[Data entries]
○ ○ ○ ○ ○ ○ ○

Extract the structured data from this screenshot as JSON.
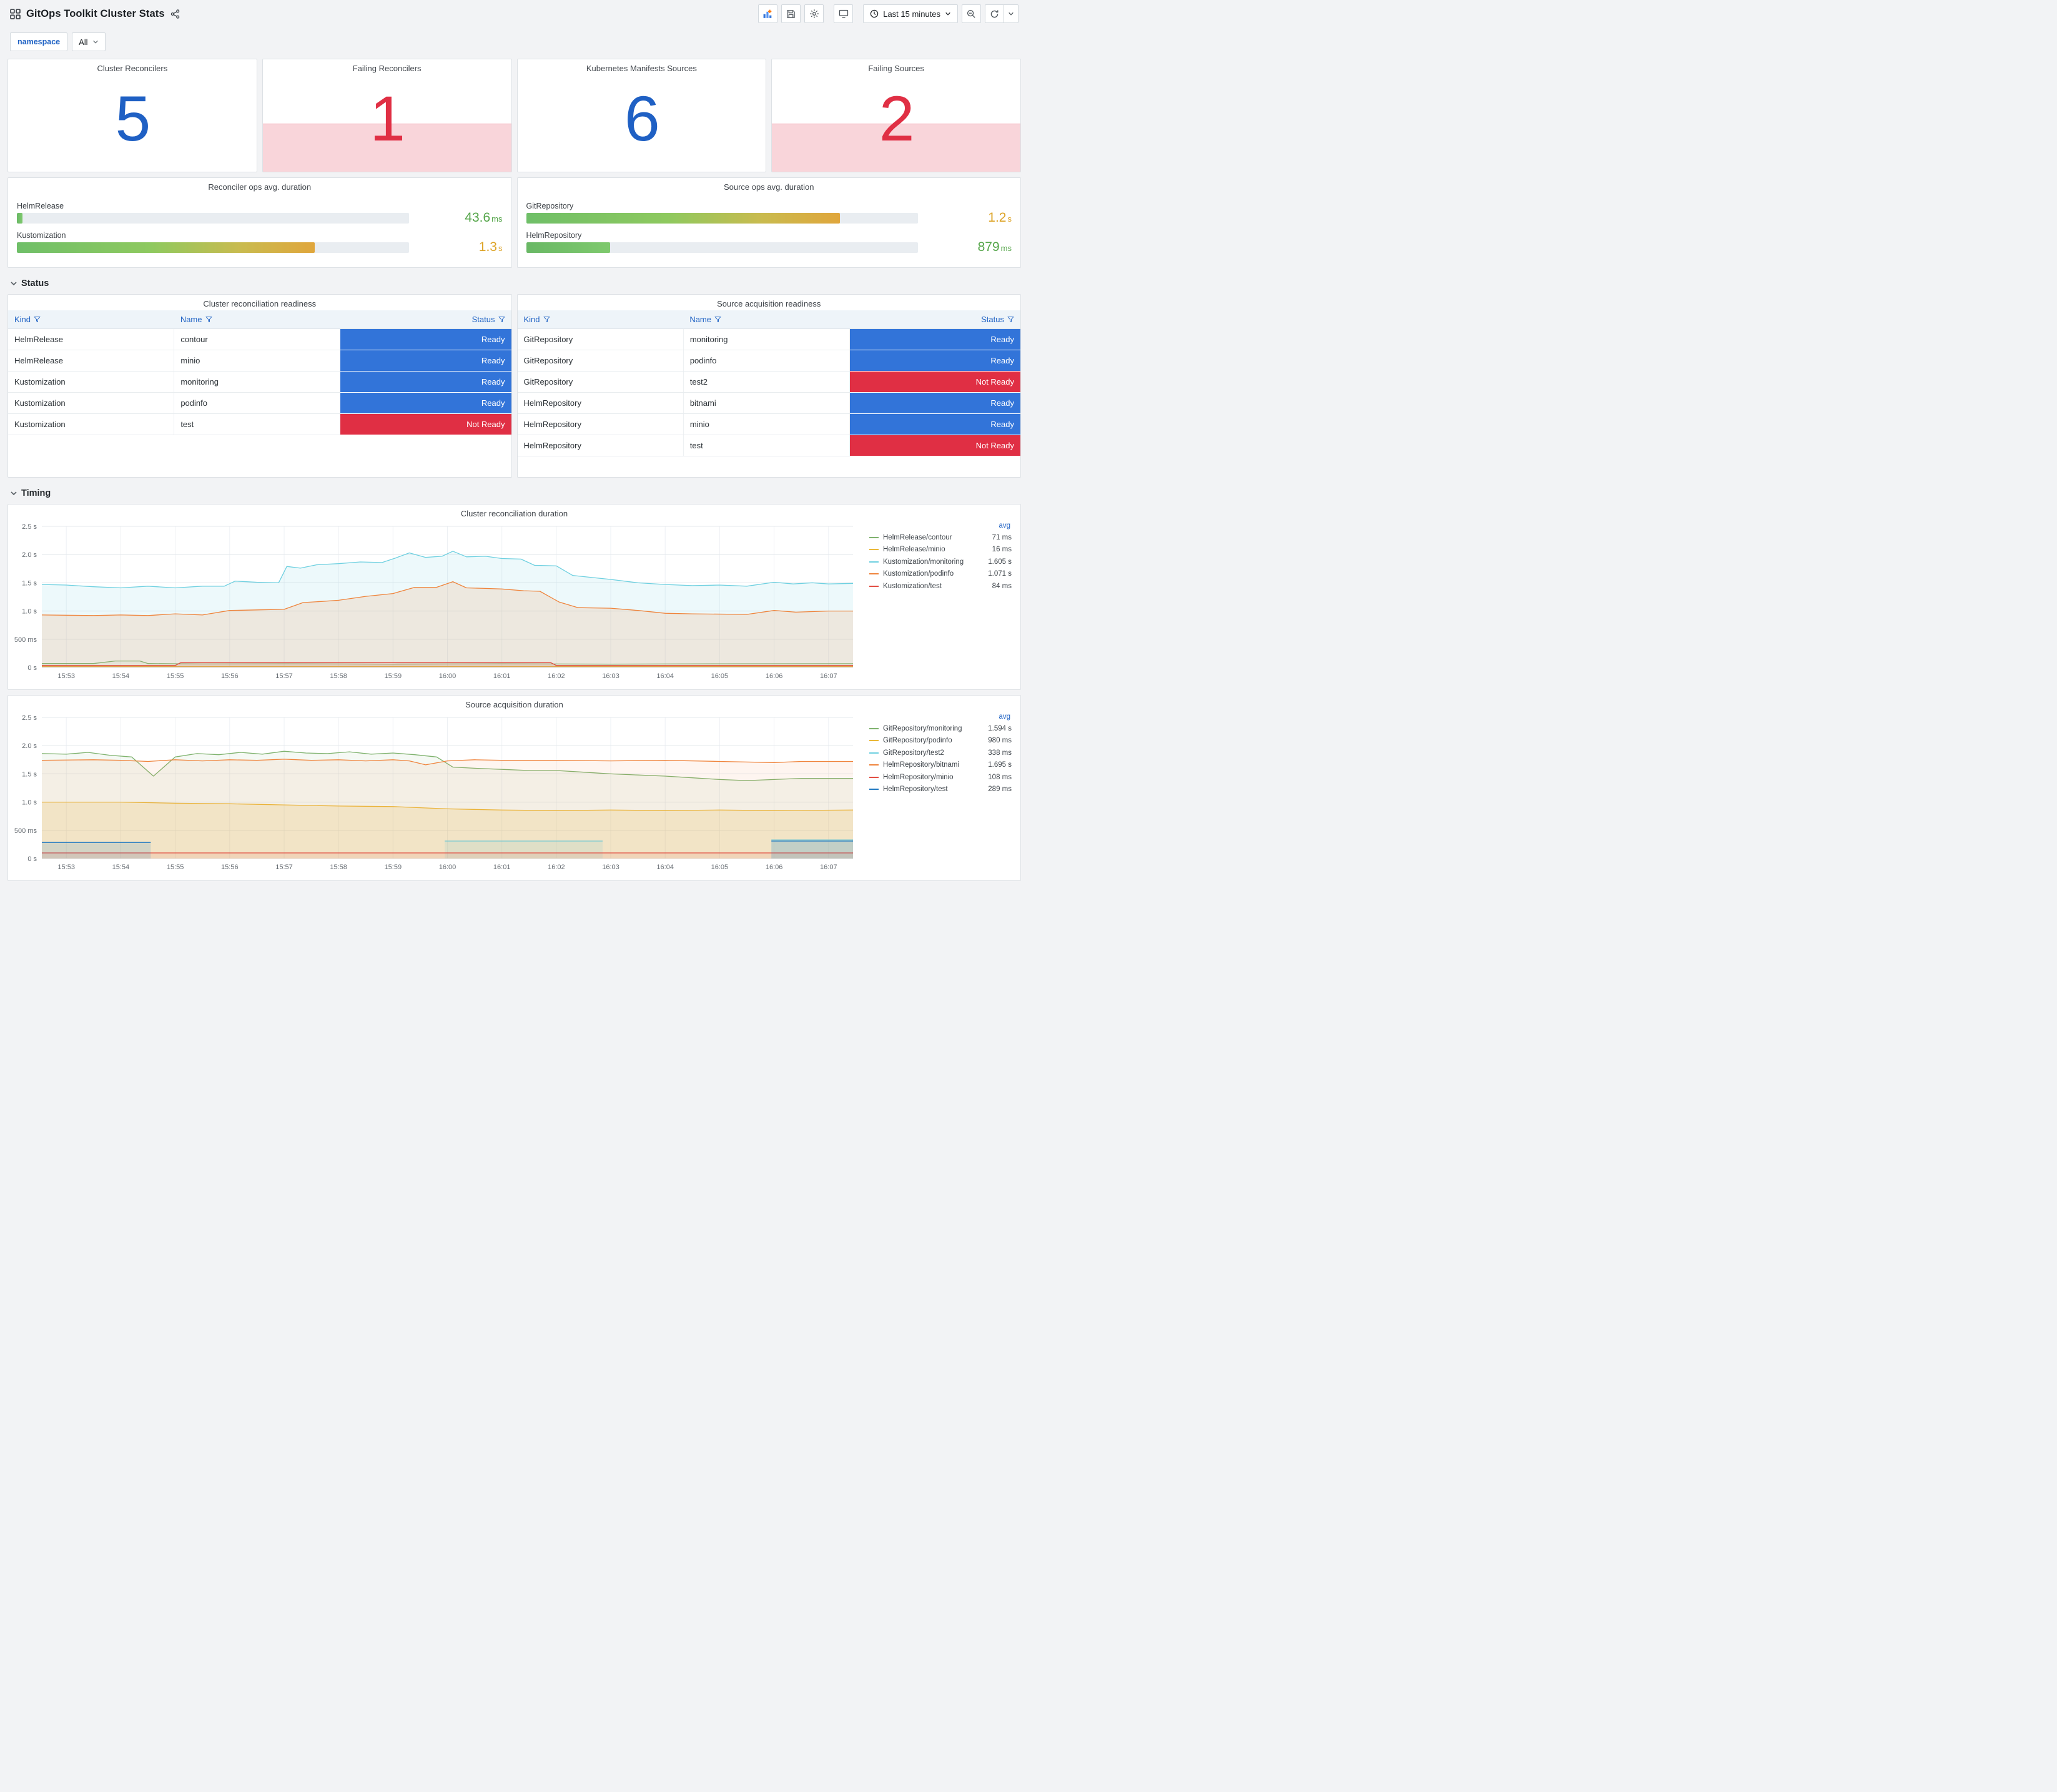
{
  "header": {
    "title": "GitOps Toolkit Cluster Stats",
    "time_range": "Last 15 minutes"
  },
  "variables": {
    "label": "namespace",
    "value": "All"
  },
  "colors": {
    "stat_ok": "#1f60c4",
    "stat_alert": "#e02f44",
    "ready": "#3274d9",
    "not_ready": "#e02f44",
    "value_green": "#56a64b",
    "value_yellow": "#dda428",
    "link_blue": "#1f62c4"
  },
  "icons": {
    "apps": "grid-4-squares",
    "share": "share-nodes",
    "add_panel": "panel-plus",
    "save": "floppy-disk",
    "settings": "gear",
    "tv_mode": "monitor",
    "clock": "clock",
    "caret": "chevron-down",
    "zoom_out": "magnifier-minus",
    "refresh": "circular-arrow",
    "filter": "funnel",
    "section_toggle": "chevron-down"
  },
  "stats": [
    {
      "title": "Cluster Reconcilers",
      "value": "5",
      "state": "ok"
    },
    {
      "title": "Failing Reconcilers",
      "value": "1",
      "state": "alert"
    },
    {
      "title": "Kubernetes Manifests Sources",
      "value": "6",
      "state": "ok"
    },
    {
      "title": "Failing Sources",
      "value": "2",
      "state": "alert"
    }
  ],
  "gauges": [
    {
      "title": "Reconciler ops avg. duration",
      "rows": [
        {
          "label": "HelmRelease",
          "value": "43.6",
          "unit": "ms",
          "pct": 1.5,
          "bar_class": "bar-green",
          "val_class": "green"
        },
        {
          "label": "Kustomization",
          "value": "1.3",
          "unit": "s",
          "pct": 76,
          "bar_class": "bar-grad",
          "val_class": "yellow"
        }
      ]
    },
    {
      "title": "Source ops avg. duration",
      "rows": [
        {
          "label": "GitRepository",
          "value": "1.2",
          "unit": "s",
          "pct": 80,
          "bar_class": "bar-grad",
          "val_class": "yellow"
        },
        {
          "label": "HelmRepository",
          "value": "879",
          "unit": "ms",
          "pct": 21.5,
          "bar_class": "bar-green",
          "val_class": "green"
        }
      ]
    }
  ],
  "sections": {
    "status": "Status",
    "timing": "Timing"
  },
  "tables": [
    {
      "title": "Cluster reconciliation readiness",
      "columns": [
        "Kind",
        "Name",
        "Status"
      ],
      "rows": [
        [
          "HelmRelease",
          "contour",
          "Ready"
        ],
        [
          "HelmRelease",
          "minio",
          "Ready"
        ],
        [
          "Kustomization",
          "monitoring",
          "Ready"
        ],
        [
          "Kustomization",
          "podinfo",
          "Ready"
        ],
        [
          "Kustomization",
          "test",
          "Not Ready"
        ]
      ]
    },
    {
      "title": "Source acquisition readiness",
      "columns": [
        "Kind",
        "Name",
        "Status"
      ],
      "rows": [
        [
          "GitRepository",
          "monitoring",
          "Ready"
        ],
        [
          "GitRepository",
          "podinfo",
          "Ready"
        ],
        [
          "GitRepository",
          "test2",
          "Not Ready"
        ],
        [
          "HelmRepository",
          "bitnami",
          "Ready"
        ],
        [
          "HelmRepository",
          "minio",
          "Ready"
        ],
        [
          "HelmRepository",
          "test",
          "Not Ready"
        ]
      ]
    }
  ],
  "chart_data": [
    {
      "type": "line",
      "title": "Cluster reconciliation duration",
      "legend_header": "avg",
      "xlabel": "",
      "ylabel": "",
      "ylim": [
        0,
        2.5
      ],
      "xlim": [
        -0.45,
        14.45
      ],
      "y_ticks": [
        "0 s",
        "500 ms",
        "1.0 s",
        "1.5 s",
        "2.0 s",
        "2.5 s"
      ],
      "x_ticks": [
        "15:53",
        "15:54",
        "15:55",
        "15:56",
        "15:57",
        "15:58",
        "15:59",
        "16:00",
        "16:01",
        "16:02",
        "16:03",
        "16:04",
        "16:05",
        "16:06",
        "16:07"
      ],
      "series": [
        {
          "name": "HelmRelease/contour",
          "avg": "71 ms",
          "color": "#7eb26d",
          "fill": 0.08,
          "points": [
            [
              -0.45,
              0.07
            ],
            [
              0.5,
              0.07
            ],
            [
              0.9,
              0.115
            ],
            [
              1.35,
              0.115
            ],
            [
              1.5,
              0.07
            ],
            [
              2.5,
              0.062
            ],
            [
              4,
              0.065
            ],
            [
              6,
              0.06
            ],
            [
              8,
              0.065
            ],
            [
              10,
              0.06
            ],
            [
              12,
              0.065
            ],
            [
              14.45,
              0.068
            ]
          ]
        },
        {
          "name": "HelmRelease/minio",
          "avg": "16 ms",
          "color": "#eab839",
          "fill": 0.08,
          "points": [
            [
              -0.45,
              0.018
            ],
            [
              14.45,
              0.018
            ]
          ]
        },
        {
          "name": "Kustomization/monitoring",
          "avg": "1.605 s",
          "color": "#6ed0e0",
          "fill": 0.12,
          "points": [
            [
              -0.45,
              1.47
            ],
            [
              0,
              1.46
            ],
            [
              0.5,
              1.43
            ],
            [
              1,
              1.41
            ],
            [
              1.5,
              1.44
            ],
            [
              2,
              1.41
            ],
            [
              2.5,
              1.44
            ],
            [
              2.9,
              1.44
            ],
            [
              3.1,
              1.53
            ],
            [
              3.5,
              1.51
            ],
            [
              3.9,
              1.5
            ],
            [
              4.05,
              1.79
            ],
            [
              4.3,
              1.76
            ],
            [
              4.6,
              1.82
            ],
            [
              5,
              1.84
            ],
            [
              5.4,
              1.87
            ],
            [
              5.8,
              1.86
            ],
            [
              6.05,
              1.94
            ],
            [
              6.3,
              2.03
            ],
            [
              6.6,
              1.95
            ],
            [
              6.9,
              1.97
            ],
            [
              7.1,
              2.06
            ],
            [
              7.35,
              1.96
            ],
            [
              7.7,
              1.97
            ],
            [
              8,
              1.93
            ],
            [
              8.35,
              1.92
            ],
            [
              8.6,
              1.81
            ],
            [
              9,
              1.8
            ],
            [
              9.3,
              1.63
            ],
            [
              9.6,
              1.6
            ],
            [
              10,
              1.56
            ],
            [
              10.5,
              1.5
            ],
            [
              11,
              1.47
            ],
            [
              11.5,
              1.45
            ],
            [
              12,
              1.46
            ],
            [
              12.5,
              1.44
            ],
            [
              13,
              1.51
            ],
            [
              13.35,
              1.48
            ],
            [
              13.7,
              1.5
            ],
            [
              14,
              1.48
            ],
            [
              14.45,
              1.49
            ]
          ]
        },
        {
          "name": "Kustomization/podinfo",
          "avg": "1.071 s",
          "color": "#ef843c",
          "fill": 0.14,
          "points": [
            [
              -0.45,
              0.93
            ],
            [
              0.5,
              0.92
            ],
            [
              1,
              0.93
            ],
            [
              1.5,
              0.92
            ],
            [
              2,
              0.95
            ],
            [
              2.5,
              0.93
            ],
            [
              3,
              1.01
            ],
            [
              3.5,
              1.02
            ],
            [
              4,
              1.03
            ],
            [
              4.35,
              1.15
            ],
            [
              4.7,
              1.17
            ],
            [
              5,
              1.19
            ],
            [
              5.5,
              1.26
            ],
            [
              6,
              1.31
            ],
            [
              6.4,
              1.42
            ],
            [
              6.8,
              1.42
            ],
            [
              7.1,
              1.52
            ],
            [
              7.35,
              1.41
            ],
            [
              7.7,
              1.4
            ],
            [
              8,
              1.39
            ],
            [
              8.4,
              1.36
            ],
            [
              8.7,
              1.35
            ],
            [
              9.05,
              1.16
            ],
            [
              9.4,
              1.06
            ],
            [
              10,
              1.05
            ],
            [
              10.5,
              1.01
            ],
            [
              11,
              0.96
            ],
            [
              11.5,
              0.95
            ],
            [
              12.5,
              0.94
            ],
            [
              13,
              1.01
            ],
            [
              13.4,
              0.98
            ],
            [
              14,
              1.0
            ],
            [
              14.45,
              1.0
            ]
          ]
        },
        {
          "name": "Kustomization/test",
          "avg": "84 ms",
          "color": "#e24d42",
          "fill": 0.12,
          "points": [
            [
              -0.45,
              0.035
            ],
            [
              2.0,
              0.035
            ],
            [
              2.1,
              0.085
            ],
            [
              8.9,
              0.085
            ],
            [
              9.0,
              0.035
            ],
            [
              14.45,
              0.035
            ]
          ]
        }
      ]
    },
    {
      "type": "line",
      "title": "Source acquisition duration",
      "legend_header": "avg",
      "xlabel": "",
      "ylabel": "",
      "ylim": [
        0,
        2.5
      ],
      "xlim": [
        -0.45,
        14.45
      ],
      "y_ticks": [
        "0 s",
        "500 ms",
        "1.0 s",
        "1.5 s",
        "2.0 s",
        "2.5 s"
      ],
      "x_ticks": [
        "15:53",
        "15:54",
        "15:55",
        "15:56",
        "15:57",
        "15:58",
        "15:59",
        "16:00",
        "16:01",
        "16:02",
        "16:03",
        "16:04",
        "16:05",
        "16:06",
        "16:07"
      ],
      "series": [
        {
          "name": "GitRepository/monitoring",
          "avg": "1.594 s",
          "color": "#7eb26d",
          "fill": 0.08,
          "points": [
            [
              -0.45,
              1.86
            ],
            [
              0,
              1.85
            ],
            [
              0.4,
              1.88
            ],
            [
              0.8,
              1.83
            ],
            [
              1.2,
              1.8
            ],
            [
              1.6,
              1.46
            ],
            [
              2,
              1.8
            ],
            [
              2.4,
              1.86
            ],
            [
              2.8,
              1.84
            ],
            [
              3.2,
              1.88
            ],
            [
              3.6,
              1.85
            ],
            [
              4,
              1.9
            ],
            [
              4.4,
              1.87
            ],
            [
              4.8,
              1.86
            ],
            [
              5.2,
              1.89
            ],
            [
              5.6,
              1.85
            ],
            [
              6,
              1.87
            ],
            [
              6.4,
              1.84
            ],
            [
              6.8,
              1.8
            ],
            [
              7.1,
              1.62
            ],
            [
              7.5,
              1.6
            ],
            [
              8,
              1.58
            ],
            [
              8.5,
              1.56
            ],
            [
              9,
              1.56
            ],
            [
              9.5,
              1.53
            ],
            [
              10,
              1.5
            ],
            [
              10.5,
              1.48
            ],
            [
              11,
              1.46
            ],
            [
              11.5,
              1.43
            ],
            [
              12,
              1.4
            ],
            [
              12.5,
              1.38
            ],
            [
              13,
              1.4
            ],
            [
              13.5,
              1.42
            ],
            [
              14,
              1.42
            ],
            [
              14.45,
              1.42
            ]
          ]
        },
        {
          "name": "GitRepository/podinfo",
          "avg": "980 ms",
          "color": "#eab839",
          "fill": 0.18,
          "points": [
            [
              -0.45,
              1.0
            ],
            [
              1,
              1.0
            ],
            [
              2,
              0.98
            ],
            [
              3,
              0.97
            ],
            [
              4,
              0.95
            ],
            [
              5,
              0.93
            ],
            [
              6,
              0.92
            ],
            [
              6.5,
              0.9
            ],
            [
              7,
              0.88
            ],
            [
              8,
              0.86
            ],
            [
              9,
              0.85
            ],
            [
              10,
              0.86
            ],
            [
              11,
              0.85
            ],
            [
              12,
              0.86
            ],
            [
              13,
              0.85
            ],
            [
              14.45,
              0.86
            ]
          ]
        },
        {
          "name": "GitRepository/test2",
          "avg": "338 ms",
          "color": "#6ed0e0",
          "fill": 0.15,
          "points": [
            [
              6.95,
              0.31
            ],
            [
              9.85,
              0.31
            ],
            [
              9.9,
              null
            ],
            [
              12.95,
              0.33
            ],
            [
              14.45,
              0.33
            ]
          ]
        },
        {
          "name": "HelmRepository/bitnami",
          "avg": "1.695 s",
          "color": "#ef843c",
          "fill": 0.08,
          "points": [
            [
              -0.45,
              1.74
            ],
            [
              0.5,
              1.75
            ],
            [
              1,
              1.74
            ],
            [
              1.5,
              1.72
            ],
            [
              2,
              1.75
            ],
            [
              2.5,
              1.73
            ],
            [
              3,
              1.75
            ],
            [
              3.5,
              1.74
            ],
            [
              4,
              1.76
            ],
            [
              4.5,
              1.74
            ],
            [
              5,
              1.75
            ],
            [
              5.5,
              1.73
            ],
            [
              6,
              1.75
            ],
            [
              6.3,
              1.73
            ],
            [
              6.6,
              1.66
            ],
            [
              7,
              1.73
            ],
            [
              7.5,
              1.75
            ],
            [
              8,
              1.74
            ],
            [
              9,
              1.74
            ],
            [
              10,
              1.73
            ],
            [
              11,
              1.74
            ],
            [
              12,
              1.72
            ],
            [
              13,
              1.7
            ],
            [
              13.5,
              1.72
            ],
            [
              14.45,
              1.72
            ]
          ]
        },
        {
          "name": "HelmRepository/minio",
          "avg": "108 ms",
          "color": "#e24d42",
          "fill": 0.1,
          "points": [
            [
              -0.45,
              0.1
            ],
            [
              14.45,
              0.1
            ]
          ]
        },
        {
          "name": "HelmRepository/test",
          "avg": "289 ms",
          "color": "#1f78c1",
          "fill": 0.15,
          "points": [
            [
              -0.45,
              0.285
            ],
            [
              1.55,
              0.285
            ],
            [
              1.6,
              null
            ],
            [
              12.95,
              0.31
            ],
            [
              14.45,
              0.31
            ]
          ]
        }
      ]
    }
  ]
}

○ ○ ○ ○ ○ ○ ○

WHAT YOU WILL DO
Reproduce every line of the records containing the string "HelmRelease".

EXERCISE ANSWER
          "label": "HelmRelease",
          "HelmRelease",
          "HelmRelease",
          "name": "HelmRelease/contour",
          "name": "HelmRelease/minio",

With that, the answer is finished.